For decades before Facebook came along media companies such as newspapers, radio and TV channels managed to maintain teams of skilled journalists and talented broadcasters to keep you informed.

Like Facebook they did that by selling advertising. They had a rough idea who the audience was, in part because old media covered well-defined geographic areas. But they rarely knew much about the target audience.

Facebook has unprecedented global scale. It still knows where its audience is. Thanks to digital technology it has better location information than old media ever had.

It can piece together a lot of other information from clues its users disclose on the Facebook site. The internal Facebook data is often good enough to know if someone is about to become a parent or is in the market for a new car.

Ad-tracking means a better picture of you

By tracking a user over the rest of the online world it can get an ever more accurate picture of each individual user.

The information must be valuable to Facebook. It’s squealing and whinging tells you Apple rattled Facebook. Yet, from Facebook’s point of view there is less at stake than you might imagine.

Apple might account for close to half of US phone users, but worldwide less than one person in five uses an iPhone.

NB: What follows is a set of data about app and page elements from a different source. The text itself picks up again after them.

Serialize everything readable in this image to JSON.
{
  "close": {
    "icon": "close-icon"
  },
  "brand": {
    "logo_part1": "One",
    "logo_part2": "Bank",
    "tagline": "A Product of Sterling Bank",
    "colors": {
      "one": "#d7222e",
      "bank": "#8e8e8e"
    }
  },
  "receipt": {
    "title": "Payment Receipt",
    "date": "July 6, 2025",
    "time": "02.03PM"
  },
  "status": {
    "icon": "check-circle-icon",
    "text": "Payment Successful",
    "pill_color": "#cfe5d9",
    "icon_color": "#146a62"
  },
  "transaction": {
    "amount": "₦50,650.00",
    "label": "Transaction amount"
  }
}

And not all will use the privacy feature. (That comment didn’t age well). Facebook stands to lose extra tracking information from, at a rough guess, one user in ten.

It won’t lose all the information it gathers. It can continue to capture activity inside Facebook’s apps.

Which means in round numbers Facebook could lose five percent of the data it collects. That isn’t going to change the economics of its surveillance capitalism business model.

We know this will cost Facebook something.

At the moment it can track when users buy a product in an online store, it can then use that information to push ads for complimentary products. Think: ’You’ve bought a new motorbike, here’s a selection of helmets and leather jackets”.

When a user sees an ad on Facebook and, two days later, learns the user purchased that product online, it can bill more for the advertisement.

Ad-tracking drop in the ocean

In the first three months of 2021 Facebook took a whopping US$26 billion in revenue. Its net income was close to $10 billion. That’s double the result a year earlier.

The pace Facebook is growing at dwarfs any effect Apple’s privacy feature might have.

And that’s if we assume Facebook does not earn another cent from Apple customers who use its app. It’s an heroic assumption.

To argue that choosing not to let the technology giant know what you had for breakfast last Thursday so it can sell you a slimming aid next week means Facebook has to start charging is laughable.

It could end up costing Facebook two or three percent of its revenue. Remember, this is at a time earnings double every twelve months.


  1. At this point I should mention that for years Facebook had a message on the site that says words to the effect that the service was free and that it always would be. ↩︎